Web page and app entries
=== Section Start ===
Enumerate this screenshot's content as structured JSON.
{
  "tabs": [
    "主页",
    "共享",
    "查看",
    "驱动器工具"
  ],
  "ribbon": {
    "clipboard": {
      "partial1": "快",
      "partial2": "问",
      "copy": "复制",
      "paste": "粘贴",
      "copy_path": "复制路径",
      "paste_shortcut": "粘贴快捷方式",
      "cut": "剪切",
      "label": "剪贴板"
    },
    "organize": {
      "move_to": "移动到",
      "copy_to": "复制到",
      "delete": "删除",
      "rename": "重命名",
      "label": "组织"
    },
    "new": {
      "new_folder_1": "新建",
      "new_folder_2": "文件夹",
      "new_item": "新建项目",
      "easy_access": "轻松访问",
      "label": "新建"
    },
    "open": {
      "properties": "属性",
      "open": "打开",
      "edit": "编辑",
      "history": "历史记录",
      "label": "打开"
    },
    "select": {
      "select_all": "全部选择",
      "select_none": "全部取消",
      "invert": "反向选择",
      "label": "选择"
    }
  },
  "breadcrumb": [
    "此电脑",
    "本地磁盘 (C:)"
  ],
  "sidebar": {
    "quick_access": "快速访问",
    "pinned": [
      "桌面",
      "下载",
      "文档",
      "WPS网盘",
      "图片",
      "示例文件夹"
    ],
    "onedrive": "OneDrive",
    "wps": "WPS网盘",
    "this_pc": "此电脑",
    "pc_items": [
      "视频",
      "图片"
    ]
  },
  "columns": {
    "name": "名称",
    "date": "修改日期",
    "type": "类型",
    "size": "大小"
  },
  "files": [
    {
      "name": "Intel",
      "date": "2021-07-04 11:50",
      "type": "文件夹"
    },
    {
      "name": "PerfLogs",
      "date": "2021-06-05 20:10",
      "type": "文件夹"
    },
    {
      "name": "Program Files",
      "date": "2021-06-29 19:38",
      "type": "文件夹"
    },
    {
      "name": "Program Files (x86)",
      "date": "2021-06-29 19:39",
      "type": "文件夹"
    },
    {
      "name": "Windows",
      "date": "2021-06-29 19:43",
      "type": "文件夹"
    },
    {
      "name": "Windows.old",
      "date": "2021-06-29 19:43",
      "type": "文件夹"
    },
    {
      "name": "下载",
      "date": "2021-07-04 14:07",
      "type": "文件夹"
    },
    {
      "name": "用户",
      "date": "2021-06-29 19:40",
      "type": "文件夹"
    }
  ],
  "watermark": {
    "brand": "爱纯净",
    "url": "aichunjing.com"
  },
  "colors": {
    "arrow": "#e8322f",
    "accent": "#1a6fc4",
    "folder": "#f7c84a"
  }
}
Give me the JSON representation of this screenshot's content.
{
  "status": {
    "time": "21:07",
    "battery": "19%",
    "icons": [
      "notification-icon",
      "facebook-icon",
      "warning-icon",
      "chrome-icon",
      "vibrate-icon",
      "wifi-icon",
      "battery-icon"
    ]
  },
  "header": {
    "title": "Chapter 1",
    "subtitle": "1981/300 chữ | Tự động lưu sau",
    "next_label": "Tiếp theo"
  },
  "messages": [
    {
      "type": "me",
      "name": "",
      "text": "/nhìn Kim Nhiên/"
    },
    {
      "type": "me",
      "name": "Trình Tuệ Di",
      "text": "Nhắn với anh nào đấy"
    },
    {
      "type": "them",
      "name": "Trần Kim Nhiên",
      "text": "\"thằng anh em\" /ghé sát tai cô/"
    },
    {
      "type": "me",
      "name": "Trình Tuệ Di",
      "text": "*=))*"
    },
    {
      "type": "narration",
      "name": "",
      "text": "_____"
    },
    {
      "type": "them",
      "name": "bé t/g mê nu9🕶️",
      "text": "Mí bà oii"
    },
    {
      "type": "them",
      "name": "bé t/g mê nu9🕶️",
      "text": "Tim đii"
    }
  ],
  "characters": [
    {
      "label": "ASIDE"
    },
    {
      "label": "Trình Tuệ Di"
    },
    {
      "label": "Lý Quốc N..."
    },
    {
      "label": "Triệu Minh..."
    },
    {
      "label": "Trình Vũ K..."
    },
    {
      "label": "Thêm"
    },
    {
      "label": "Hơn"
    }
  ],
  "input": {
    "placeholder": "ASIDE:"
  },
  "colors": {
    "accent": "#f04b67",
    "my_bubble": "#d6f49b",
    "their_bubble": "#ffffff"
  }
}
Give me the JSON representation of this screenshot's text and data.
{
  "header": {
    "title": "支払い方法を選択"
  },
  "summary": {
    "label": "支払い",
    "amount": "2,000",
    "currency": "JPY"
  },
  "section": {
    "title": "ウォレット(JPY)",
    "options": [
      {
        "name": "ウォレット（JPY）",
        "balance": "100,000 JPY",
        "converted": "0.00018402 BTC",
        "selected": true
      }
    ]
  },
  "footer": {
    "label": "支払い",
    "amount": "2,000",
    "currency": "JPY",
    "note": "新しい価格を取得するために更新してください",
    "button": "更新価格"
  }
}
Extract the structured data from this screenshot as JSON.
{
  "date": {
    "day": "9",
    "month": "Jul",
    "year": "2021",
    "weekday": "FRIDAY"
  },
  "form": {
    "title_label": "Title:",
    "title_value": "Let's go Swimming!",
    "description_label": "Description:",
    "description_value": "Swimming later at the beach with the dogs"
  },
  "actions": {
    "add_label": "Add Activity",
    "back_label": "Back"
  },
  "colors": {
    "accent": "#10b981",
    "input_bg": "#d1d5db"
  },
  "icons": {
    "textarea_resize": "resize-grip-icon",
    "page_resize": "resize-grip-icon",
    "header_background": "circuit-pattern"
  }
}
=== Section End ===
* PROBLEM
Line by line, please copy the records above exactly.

* RESULT
Enumerate this screenshot's content as structured JSON.
{
  "tabs": [
    "主页",
    "共享",
    "查看",
    "驱动器工具"
  ],
  "ribbon": {
    "clipboard": {
      "partial1": "快",
      "partial2": "问",
      "copy": "复制",
      "paste": "粘贴",
      "copy_path": "复制路径",
      "paste_shortcut": "粘贴快捷方式",
      "cut": "剪切",
      "label": "剪贴板"
    },
    "organize": {
      "move_to": "移动到",
      "copy_to": "复制到",
      "delete": "删除",
      "rename": "重命名",
      "label": "组织"
    },
    "new": {
      "new_folder_1": "新建",
      "new_folder_2": "文件夹",
      "new_item": "新建项目",
      "easy_access": "轻松访问",
      "label": "新建"
    },
    "open": {
      "properties": "属性",
      "open": "打开",
      "edit": "编辑",
      "history": "历史记录",
      "label": "打开"
    },
    "select": {
      "select_all": "全部选择",
      "select_none": "全部取消",
      "invert": "反向选择",
      "label": "选择"
    }
  },
  "breadcrumb": [
    "此电脑",
    "本地磁盘 (C:)"
  ],
  "sidebar": {
    "quick_access": "快速访问",
    "pinned": [
      "桌面",
      "下载",
      "文档",
      "WPS网盘",
      "图片",
      "示例文件夹"
    ],
    "onedrive": "OneDrive",
    "wps": "WPS网盘",
    "this_pc": "此电脑",
    "pc_items": [
      "视频",
      "图片"
    ]
  },
  "columns": {
    "name": "名称",
    "date": "修改日期",
    "type": "类型",
    "size": "大小"
  },
  "files": [
    {
      "name": "Intel",
      "date": "2021-07-04 11:50",
      "type": "文件夹"
    },
    {
      "name": "PerfLogs",
      "date": "2021-06-05 20:10",
      "type": "文件夹"
    },
    {
      "name": "Program Files",
      "date": "2021-06-29 19:38",
      "type": "文件夹"
    },
    {
      "name": "Program Files (x86)",
      "date": "2021-06-29 19:39",
      "type": "文件夹"
    },
    {
      "name": "Windows",
      "date": "2021-06-29 19:43",
      "type": "文件夹"
    },
    {
      "name": "Windows.old",
      "date": "2021-06-29 19:43",
      "type": "文件夹"
    },
    {
      "name": "下载",
      "date": "2021-07-04 14:07",
      "type": "文件夹"
    },
    {
      "name": "用户",
      "date": "2021-06-29 19:40",
      "type": "文件夹"
    }
  ],
  "watermark": {
    "brand": "爱纯净",
    "url": "aichunjing.com"
  },
  "colors": {
    "arrow": "#e8322f",
    "accent": "#1a6fc4",
    "folder": "#f7c84a"
  }
}
Give me the JSON representation of this screenshot's content.
{
  "status": {
    "time": "21:07",
    "battery": "19%",
    "icons": [
      "notification-icon",
      "facebook-icon",
      "warning-icon",
      "chrome-icon",
      "vibrate-icon",
      "wifi-icon",
      "battery-icon"
    ]
  },
  "header": {
    "title": "Chapter 1",
    "subtitle": "1981/300 chữ | Tự động lưu sau",
    "next_label": "Tiếp theo"
  },
  "messages": [
    {
      "type": "me",
      "name": "",
      "text": "/nhìn Kim Nhiên/"
    },
    {
      "type": "me",
      "name": "Trình Tuệ Di",
      "text": "Nhắn với anh nào đấy"
    },
    {
      "type": "them",
      "name": "Trần Kim Nhiên",
      "text": "\"thằng anh em\" /ghé sát tai cô/"
    },
    {
      "type": "me",
      "name": "Trình Tuệ Di",
      "text": "*=))*"
    },
    {
      "type": "narration",
      "name": "",
      "text": "_____"
    },
    {
      "type": "them",
      "name": "bé t/g mê nu9🕶️",
      "text": "Mí bà oii"
    },
    {
      "type": "them",
      "name": "bé t/g mê nu9🕶️",
      "text": "Tim đii"
    }
  ],
  "characters": [
    {
      "label": "ASIDE"
    },
    {
      "label": "Trình Tuệ Di"
    },
    {
      "label": "Lý Quốc N..."
    },
    {
      "label": "Triệu Minh..."
    },
    {
      "label": "Trình Vũ K..."
    },
    {
      "label": "Thêm"
    },
    {
      "label": "Hơn"
    }
  ],
  "input": {
    "placeholder": "ASIDE:"
  },
  "colors": {
    "accent": "#f04b67",
    "my_bubble": "#d6f49b",
    "their_bubble": "#ffffff"
  }
}
Give me the JSON representation of this screenshot's text and data.
{
  "header": {
    "title": "支払い方法を選択"
  },
  "summary": {
    "label": "支払い",
    "amount": "2,000",
    "currency": "JPY"
  },
  "section": {
    "title": "ウォレット(JPY)",
    "options": [
      {
        "name": "ウォレット（JPY）",
        "balance": "100,000 JPY",
        "converted": "0.00018402 BTC",
        "selected": true
      }
    ]
  },
  "footer": {
    "label": "支払い",
    "amount": "2,000",
    "currency": "JPY",
    "note": "新しい価格を取得するために更新してください",
    "button": "更新価格"
  }
}
Extract the structured data from this screenshot as JSON.
{
  "date": {
    "day": "9",
    "month": "Jul",
    "year": "2021",
    "weekday": "FRIDAY"
  },
  "form": {
    "title_label": "Title:",
    "title_value": "Let's go Swimming!",
    "description_label": "Description:",
    "description_value": "Swimming later at the beach with the dogs"
  },
  "actions": {
    "add_label": "Add Activity",
    "back_label": "Back"
  },
  "colors": {
    "accent": "#10b981",
    "input_bg": "#d1d5db"
  },
  "icons": {
    "textarea_resize": "resize-grip-icon",
    "page_resize": "resize-grip-icon",
    "header_background": "circuit-pattern"
  }
}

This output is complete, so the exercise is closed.